Regulatory framework
Higher Education Act of 1965
U.S. Dept. of Education
FAFSA · Cost of attendance
Distribution channels
Federal Direct Student Loan Program
Federal Family Education Loan Program
Loan products
Perkins · Stafford
PLUS · Consolidation Loans

Private student loan

In the United States, the Federal Direct Student Loan Program (FDLP) includes consolidation loans that allow students to consolidate Stafford Loans, PLUS Loans, and Federal Perkins Loans into one single debt. This results in reduced monthly repayments and a longer term for the loan. Unlike the other loans, consolidation loans have a fixed interest rate for the life of the loan.[1][2][3]

Interest rates and payments[edit]

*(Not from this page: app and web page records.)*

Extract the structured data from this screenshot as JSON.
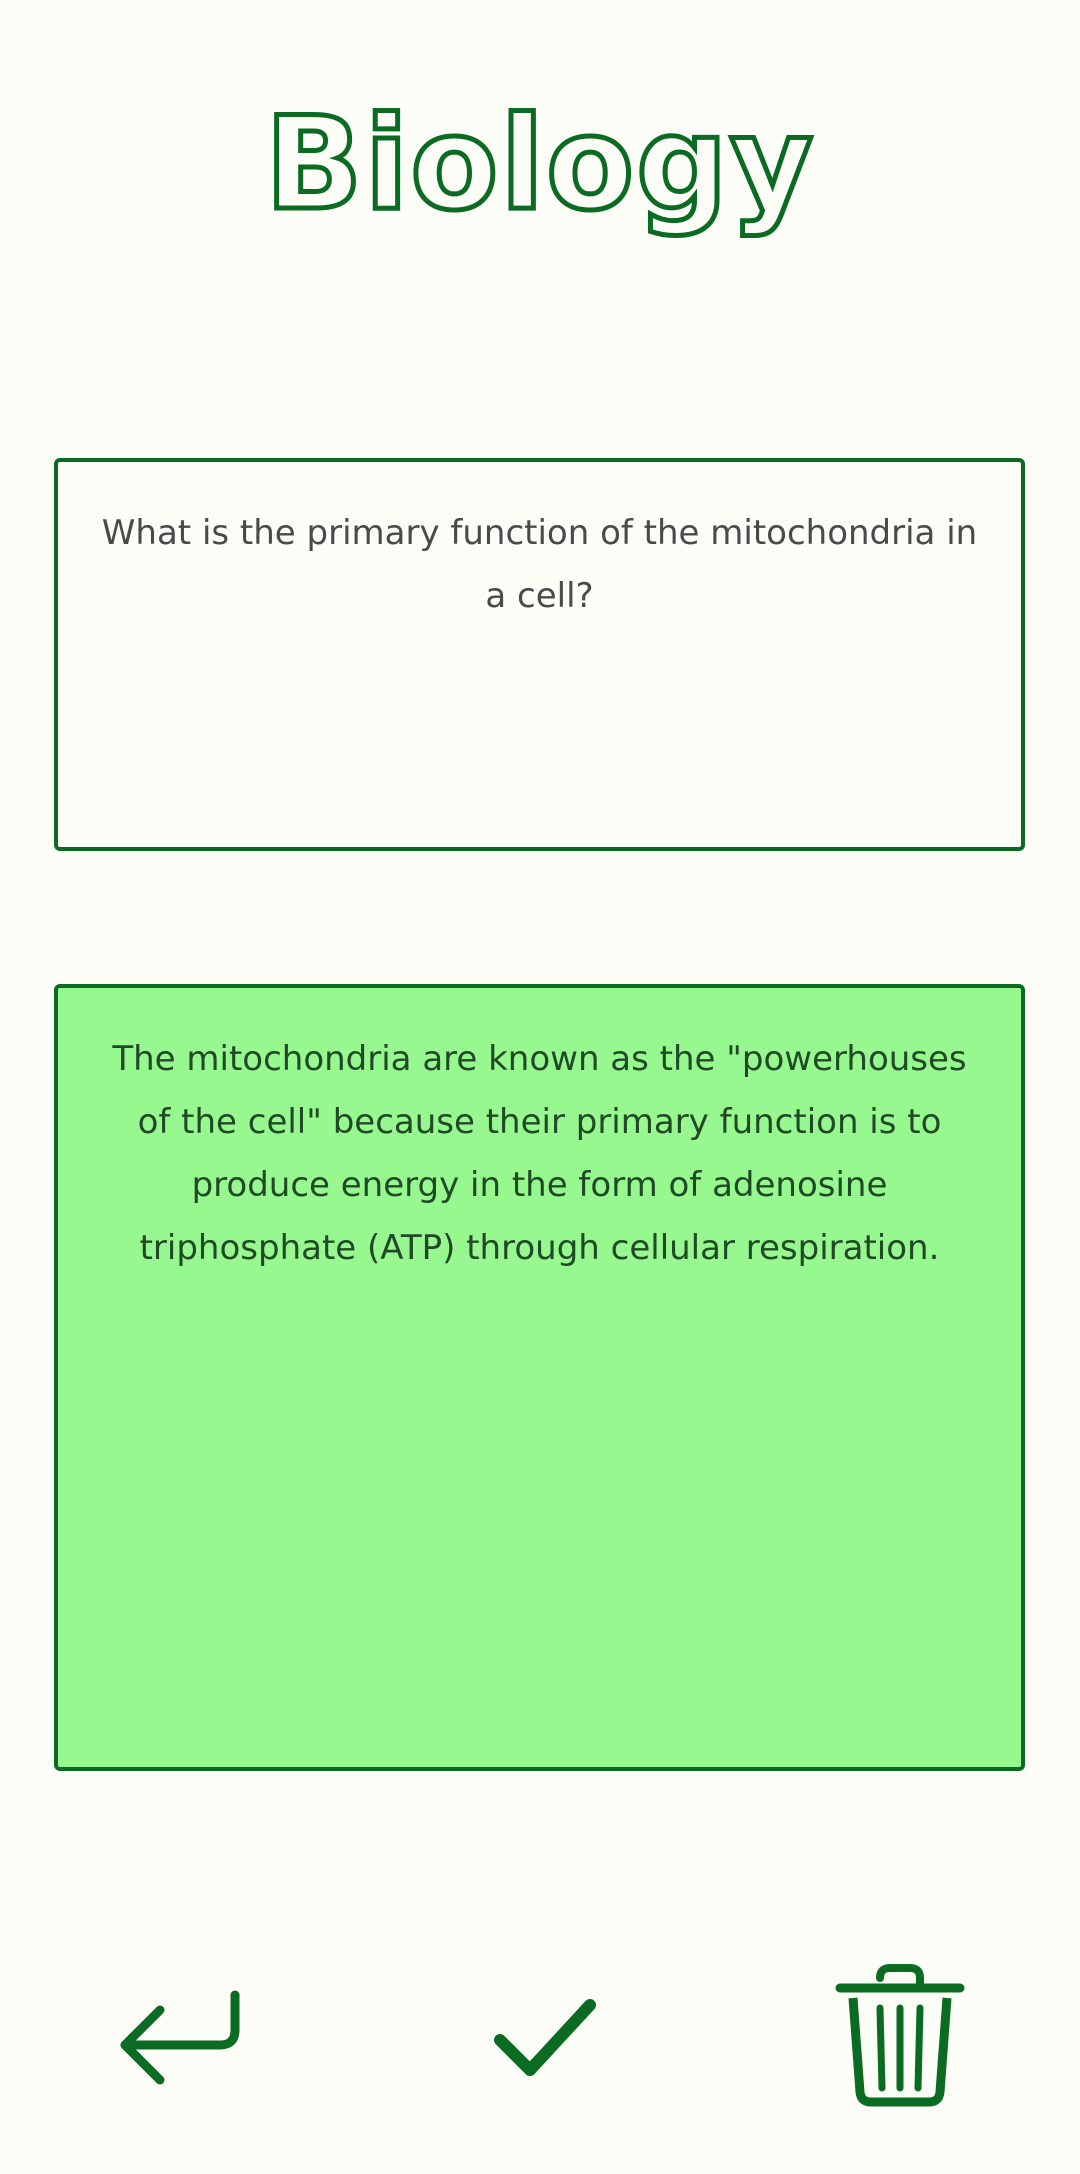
{
  "deck": {
    "title": "Biology"
  },
  "card": {
    "question": "What is the primary function of the mitochondria in a cell?",
    "answer": "The mitochondria are known as the \"powerhouses of the cell\" because their primary function is to produce energy in the form of adenosine triphosphate (ATP) through cellular respiration."
  },
  "colors": {
    "accent": "#0b6b22",
    "background": "#fdfdf8",
    "answer_background": "#98f890"
  },
  "actions": {
    "back_icon": "return-arrow-icon",
    "correct_icon": "check-icon",
    "delete_icon": "trash-icon"
  }
}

Consolidation loans have longer terms than other loans. Debtors can choose terms of 10–30 years. Although the monthly repayments are lower, the total amount paid over the term of the loan is higher than would be paid with other loans. The fixed interest rate is calculated as the weighted average of the interest rates of the loans being consolidated, assigning relative weights according to the amounts borrowed, rounded up to the nearest 0.125%, and capped at 8.25%. Some features of the original consolidated loans, such as postgraduation grace periods and special forgiveness circumstances, are not carried over into the consolidation loan, and consolidation loans are not universally suitable for all debtors.[2][3]

History[edit]

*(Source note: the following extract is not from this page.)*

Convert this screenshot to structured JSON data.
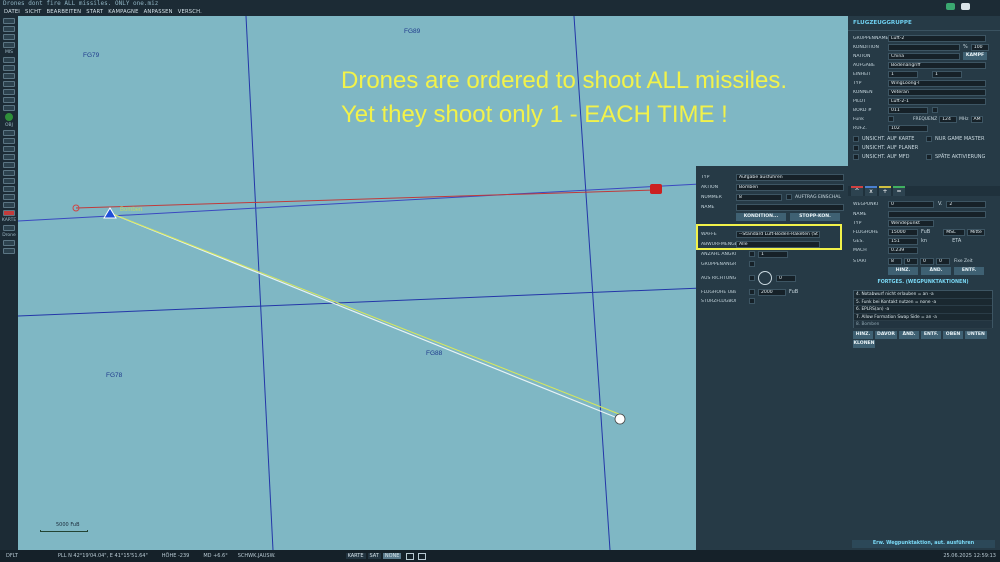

The Federal Loan Consolidation Program was created in 1986. In 1998, the United States Congress changed the interest rate to the aforementioned fixed rate weighted mean, effective February 1, 1999. Consolidation loans taken out before that date had a variable interest rate, determined by the individual FDLP loan origination center (e.g., in the case of a university, that university) or FFELP lender (e.g., a third party bank).[3][4]

In 2005, the Government Accountability Office considered consolidating consolidation loans so that they were exclusively managed through the FDLP. Based on several assumptions about future variations in interest rates, the loan volume, the percentage of defaulters, cost estimates from the United States Department of Education, it concluded that while doing so would incur an additional cost of $46 million, caused by the higher administrative costs of the FDLP compared to the FFELP, this would be offset by a $3,100 million saving comprised in part of avoiding $2,500 million in subsidy costs.[1] In 2008, turmoil in the financial and credit markets has led to the suspension of many loan consolidation programs, including Sallie Mae, Nelnet and Next Student.

References[edit]

  1. ^ a b "GAO-06-195 Highlights, STUDENT CONSOLIDATION LOANS: Potential Effects of Making Fiscal Year 2006 Consolidation Loans Exclusively through the Direct Loan Program" (PDF). U.S. Government Accountability Office. 2005-12-01. 
  2. ^ a b "Frequently Asked Questions About Consolidation Loans". Washington State University Office of Student Financial Aid. 2006-06-09. 
  3. ^ a b c Potier, Beth (2004-02-05). "Amid the hype, opportunity lurks for students with loans.". Harvard Gazette. 
  4. ^ "Types of Student Aid: Consolidation Loans". Student Guide 2001–2002. United States Department of Education. 

Further reading[edit]

External links[edit]